- Create a free account
- Type in a question
- Wait for a response
Do note that the servers might be down when there is a huge amount of users on the website.
Using the artificial intelligence chatbot on your previous homework
A former University of Bristol student experimented using ChatGPT to answer an old essay question he completed.
Pieter Snepvangers reportedly asked the bot 10 questions and received a 3,500-word essay, which he then spent 10 minutes formatting for the experiment.
His original score on the essay was 65% when he first wrote it. With ChatGPT? His essay scored 53% just 12 marks off his initial grade.
“I got 65% and it took two weeks when I did it. ChatGPT was 12 marks off — that’s scary,” said Pieter Snepvangers.
Snepvangers’s essay was graded at 53% by one of his former lecturers, who was fully aware it had been created using artificial intelligence.
“ChatGPT didn’t produce in-text referencing, but my lecturer said if I had done that it would have scored a high 2:2 or a 2:1,” said Snepvangers.
“He [his lecturer] said the English was convincing, but it often danced around answering the actual question.”
Comparing AI and student work side by side exposed one of the big differences between the two.
Machines – computers in the case of ChatGPT – produce output that is perfect. And even if there are defects in production, those marks are likely to be identical across all of the output.
Academics have pointed out perfect spelling, and the absence of grammatical errors as a clear tell that students are using generative AI.

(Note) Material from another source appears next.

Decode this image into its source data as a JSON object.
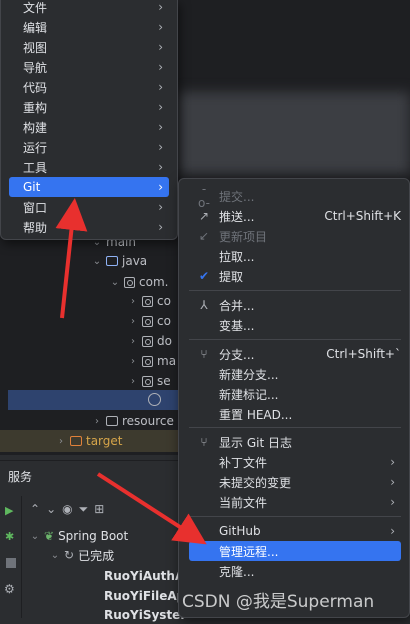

His lecturer also told BBC four out of 33 essays handed in for one module this year “looked fishy from an AI perspective.”
“Don’t take the chance,” West reiterates.